> _MATERIAL PROVIDED_
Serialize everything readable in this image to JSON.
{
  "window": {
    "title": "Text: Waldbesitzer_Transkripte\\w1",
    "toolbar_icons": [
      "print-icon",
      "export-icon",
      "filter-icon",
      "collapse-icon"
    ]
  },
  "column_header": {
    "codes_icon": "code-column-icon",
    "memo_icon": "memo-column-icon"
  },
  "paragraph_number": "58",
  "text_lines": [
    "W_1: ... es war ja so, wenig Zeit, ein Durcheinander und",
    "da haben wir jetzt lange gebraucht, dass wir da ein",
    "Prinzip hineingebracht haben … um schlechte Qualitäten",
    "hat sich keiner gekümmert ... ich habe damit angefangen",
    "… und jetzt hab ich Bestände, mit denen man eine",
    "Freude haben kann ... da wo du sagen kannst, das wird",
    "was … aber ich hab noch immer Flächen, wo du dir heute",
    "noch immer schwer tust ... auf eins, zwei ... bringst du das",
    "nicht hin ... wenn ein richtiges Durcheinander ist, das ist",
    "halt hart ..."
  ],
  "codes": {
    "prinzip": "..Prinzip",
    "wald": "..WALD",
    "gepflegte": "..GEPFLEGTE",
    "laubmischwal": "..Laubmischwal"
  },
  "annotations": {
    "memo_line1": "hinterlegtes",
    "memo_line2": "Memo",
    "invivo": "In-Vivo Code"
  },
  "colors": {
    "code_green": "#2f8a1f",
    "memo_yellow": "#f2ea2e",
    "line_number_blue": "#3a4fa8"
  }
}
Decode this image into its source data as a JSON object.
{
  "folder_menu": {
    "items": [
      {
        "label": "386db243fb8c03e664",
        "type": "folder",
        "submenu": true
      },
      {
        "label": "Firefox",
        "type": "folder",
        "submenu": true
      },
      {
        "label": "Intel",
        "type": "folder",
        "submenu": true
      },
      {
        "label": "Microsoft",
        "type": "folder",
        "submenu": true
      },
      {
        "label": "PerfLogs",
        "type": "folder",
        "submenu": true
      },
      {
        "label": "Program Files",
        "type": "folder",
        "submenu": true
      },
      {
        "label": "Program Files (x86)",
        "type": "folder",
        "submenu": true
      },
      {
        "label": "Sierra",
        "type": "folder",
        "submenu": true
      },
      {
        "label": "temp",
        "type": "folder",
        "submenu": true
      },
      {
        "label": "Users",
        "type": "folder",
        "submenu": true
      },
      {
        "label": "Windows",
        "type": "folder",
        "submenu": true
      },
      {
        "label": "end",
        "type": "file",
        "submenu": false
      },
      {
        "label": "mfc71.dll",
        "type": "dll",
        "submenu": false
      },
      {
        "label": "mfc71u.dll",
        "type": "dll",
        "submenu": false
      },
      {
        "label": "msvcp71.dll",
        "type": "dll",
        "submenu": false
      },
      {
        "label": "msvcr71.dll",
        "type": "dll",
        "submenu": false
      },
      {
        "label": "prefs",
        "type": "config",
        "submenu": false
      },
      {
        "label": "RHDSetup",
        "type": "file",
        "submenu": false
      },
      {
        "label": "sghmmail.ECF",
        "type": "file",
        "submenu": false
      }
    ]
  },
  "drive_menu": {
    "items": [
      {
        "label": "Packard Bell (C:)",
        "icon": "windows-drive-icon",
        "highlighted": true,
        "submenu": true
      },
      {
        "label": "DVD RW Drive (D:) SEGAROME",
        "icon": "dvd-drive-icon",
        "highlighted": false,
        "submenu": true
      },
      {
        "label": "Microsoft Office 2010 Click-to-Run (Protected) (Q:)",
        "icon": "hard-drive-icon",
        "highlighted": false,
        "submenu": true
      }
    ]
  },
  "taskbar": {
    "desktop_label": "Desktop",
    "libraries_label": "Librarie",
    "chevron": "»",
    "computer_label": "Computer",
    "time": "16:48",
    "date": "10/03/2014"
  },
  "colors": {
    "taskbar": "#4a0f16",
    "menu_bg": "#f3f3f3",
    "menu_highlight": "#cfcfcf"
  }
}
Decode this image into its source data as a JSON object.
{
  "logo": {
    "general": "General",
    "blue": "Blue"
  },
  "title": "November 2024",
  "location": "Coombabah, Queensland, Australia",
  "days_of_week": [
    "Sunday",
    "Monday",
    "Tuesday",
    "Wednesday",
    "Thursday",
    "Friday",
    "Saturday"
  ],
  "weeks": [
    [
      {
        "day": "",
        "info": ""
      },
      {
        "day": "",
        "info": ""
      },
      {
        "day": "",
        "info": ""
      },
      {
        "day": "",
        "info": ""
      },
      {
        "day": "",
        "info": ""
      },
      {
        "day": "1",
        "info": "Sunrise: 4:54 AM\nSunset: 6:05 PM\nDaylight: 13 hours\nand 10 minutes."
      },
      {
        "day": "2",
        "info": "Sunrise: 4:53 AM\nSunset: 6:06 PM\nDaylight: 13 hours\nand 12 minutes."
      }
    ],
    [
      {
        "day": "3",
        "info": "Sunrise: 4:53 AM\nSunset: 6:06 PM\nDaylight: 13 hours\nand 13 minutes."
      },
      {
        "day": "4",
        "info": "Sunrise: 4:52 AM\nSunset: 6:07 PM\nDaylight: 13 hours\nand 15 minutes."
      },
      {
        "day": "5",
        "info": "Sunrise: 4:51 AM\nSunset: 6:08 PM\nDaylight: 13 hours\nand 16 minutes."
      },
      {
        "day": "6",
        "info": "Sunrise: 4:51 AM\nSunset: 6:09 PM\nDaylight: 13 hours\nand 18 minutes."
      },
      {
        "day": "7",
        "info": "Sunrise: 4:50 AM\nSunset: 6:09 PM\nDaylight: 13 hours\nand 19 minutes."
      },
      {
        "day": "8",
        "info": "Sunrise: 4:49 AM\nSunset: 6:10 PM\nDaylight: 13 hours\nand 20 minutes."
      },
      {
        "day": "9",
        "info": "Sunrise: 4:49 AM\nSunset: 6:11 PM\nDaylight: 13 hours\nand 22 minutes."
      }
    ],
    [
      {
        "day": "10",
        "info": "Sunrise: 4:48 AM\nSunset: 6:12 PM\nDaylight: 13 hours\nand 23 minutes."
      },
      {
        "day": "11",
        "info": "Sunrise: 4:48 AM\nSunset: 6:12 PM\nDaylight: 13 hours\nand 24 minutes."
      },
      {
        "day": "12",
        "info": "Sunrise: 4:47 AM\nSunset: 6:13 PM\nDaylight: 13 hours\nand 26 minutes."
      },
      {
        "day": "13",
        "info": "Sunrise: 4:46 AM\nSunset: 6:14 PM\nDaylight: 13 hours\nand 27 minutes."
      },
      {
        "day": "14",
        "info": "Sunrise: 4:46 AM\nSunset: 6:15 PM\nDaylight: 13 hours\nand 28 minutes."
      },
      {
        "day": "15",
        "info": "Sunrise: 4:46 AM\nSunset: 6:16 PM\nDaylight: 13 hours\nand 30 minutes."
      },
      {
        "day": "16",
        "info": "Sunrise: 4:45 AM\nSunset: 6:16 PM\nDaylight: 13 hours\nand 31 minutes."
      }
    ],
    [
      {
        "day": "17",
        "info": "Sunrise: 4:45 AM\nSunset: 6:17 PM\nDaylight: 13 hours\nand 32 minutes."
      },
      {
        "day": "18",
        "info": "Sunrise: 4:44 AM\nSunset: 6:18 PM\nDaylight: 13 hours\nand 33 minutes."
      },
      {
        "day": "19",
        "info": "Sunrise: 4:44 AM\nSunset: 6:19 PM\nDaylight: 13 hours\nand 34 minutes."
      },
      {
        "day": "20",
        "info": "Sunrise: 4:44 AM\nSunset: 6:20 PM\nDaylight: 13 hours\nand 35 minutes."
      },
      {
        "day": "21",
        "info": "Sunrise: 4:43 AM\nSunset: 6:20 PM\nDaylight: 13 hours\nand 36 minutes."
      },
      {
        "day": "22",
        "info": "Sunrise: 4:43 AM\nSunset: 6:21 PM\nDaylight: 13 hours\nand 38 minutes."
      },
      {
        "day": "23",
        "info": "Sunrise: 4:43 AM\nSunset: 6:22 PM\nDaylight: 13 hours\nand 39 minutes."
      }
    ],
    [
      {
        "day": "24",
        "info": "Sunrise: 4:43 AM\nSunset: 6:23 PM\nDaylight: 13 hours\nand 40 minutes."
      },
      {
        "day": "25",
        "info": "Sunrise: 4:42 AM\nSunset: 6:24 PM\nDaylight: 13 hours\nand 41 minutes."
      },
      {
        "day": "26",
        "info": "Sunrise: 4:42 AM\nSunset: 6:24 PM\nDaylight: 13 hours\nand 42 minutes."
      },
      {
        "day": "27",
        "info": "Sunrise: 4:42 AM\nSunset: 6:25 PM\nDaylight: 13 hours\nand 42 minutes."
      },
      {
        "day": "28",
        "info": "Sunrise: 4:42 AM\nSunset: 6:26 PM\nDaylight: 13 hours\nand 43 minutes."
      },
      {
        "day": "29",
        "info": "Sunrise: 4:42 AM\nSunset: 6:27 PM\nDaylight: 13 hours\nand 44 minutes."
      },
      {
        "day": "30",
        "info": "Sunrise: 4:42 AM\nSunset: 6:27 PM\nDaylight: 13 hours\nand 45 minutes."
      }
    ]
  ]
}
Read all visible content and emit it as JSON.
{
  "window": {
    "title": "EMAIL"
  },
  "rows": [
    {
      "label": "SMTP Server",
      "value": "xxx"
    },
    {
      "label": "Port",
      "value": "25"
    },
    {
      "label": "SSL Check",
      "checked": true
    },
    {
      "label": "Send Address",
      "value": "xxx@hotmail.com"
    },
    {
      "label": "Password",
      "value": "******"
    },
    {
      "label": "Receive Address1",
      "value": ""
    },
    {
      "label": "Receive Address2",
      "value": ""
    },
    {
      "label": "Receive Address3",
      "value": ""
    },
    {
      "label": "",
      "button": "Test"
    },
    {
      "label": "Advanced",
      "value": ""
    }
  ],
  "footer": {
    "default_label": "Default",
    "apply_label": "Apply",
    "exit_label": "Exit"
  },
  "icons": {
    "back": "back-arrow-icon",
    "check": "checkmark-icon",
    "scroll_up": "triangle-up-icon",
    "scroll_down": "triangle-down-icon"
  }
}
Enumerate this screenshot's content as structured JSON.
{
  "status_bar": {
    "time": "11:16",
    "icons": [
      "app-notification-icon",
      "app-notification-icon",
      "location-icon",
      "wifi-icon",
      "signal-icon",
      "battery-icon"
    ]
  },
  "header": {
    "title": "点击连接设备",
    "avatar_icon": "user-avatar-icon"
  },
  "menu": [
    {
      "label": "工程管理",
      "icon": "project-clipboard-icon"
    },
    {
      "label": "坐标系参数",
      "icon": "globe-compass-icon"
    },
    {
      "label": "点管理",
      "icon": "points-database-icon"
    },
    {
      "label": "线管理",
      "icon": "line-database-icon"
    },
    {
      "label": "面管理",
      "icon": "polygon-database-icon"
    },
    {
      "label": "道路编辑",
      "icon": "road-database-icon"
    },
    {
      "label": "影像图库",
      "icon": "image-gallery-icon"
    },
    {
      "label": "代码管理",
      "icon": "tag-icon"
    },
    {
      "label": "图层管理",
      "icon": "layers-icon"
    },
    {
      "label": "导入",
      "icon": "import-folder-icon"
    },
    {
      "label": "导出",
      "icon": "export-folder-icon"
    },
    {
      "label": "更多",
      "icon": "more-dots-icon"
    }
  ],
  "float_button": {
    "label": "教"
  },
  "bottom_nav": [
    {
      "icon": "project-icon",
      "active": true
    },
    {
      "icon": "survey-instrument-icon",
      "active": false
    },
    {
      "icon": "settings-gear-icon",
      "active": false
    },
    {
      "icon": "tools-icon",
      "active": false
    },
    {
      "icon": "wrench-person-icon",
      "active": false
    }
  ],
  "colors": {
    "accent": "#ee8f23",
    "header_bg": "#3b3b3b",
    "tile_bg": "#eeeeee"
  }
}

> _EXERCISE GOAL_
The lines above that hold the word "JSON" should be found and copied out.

> _ANSWER BELOW_
Serialize everything readable in this image to JSON.
Decode this image into its source data as a JSON object.
Decode this image into its source data as a JSON object.
Read all visible content and emit it as JSON.
Enumerate this screenshot's content as structured JSON.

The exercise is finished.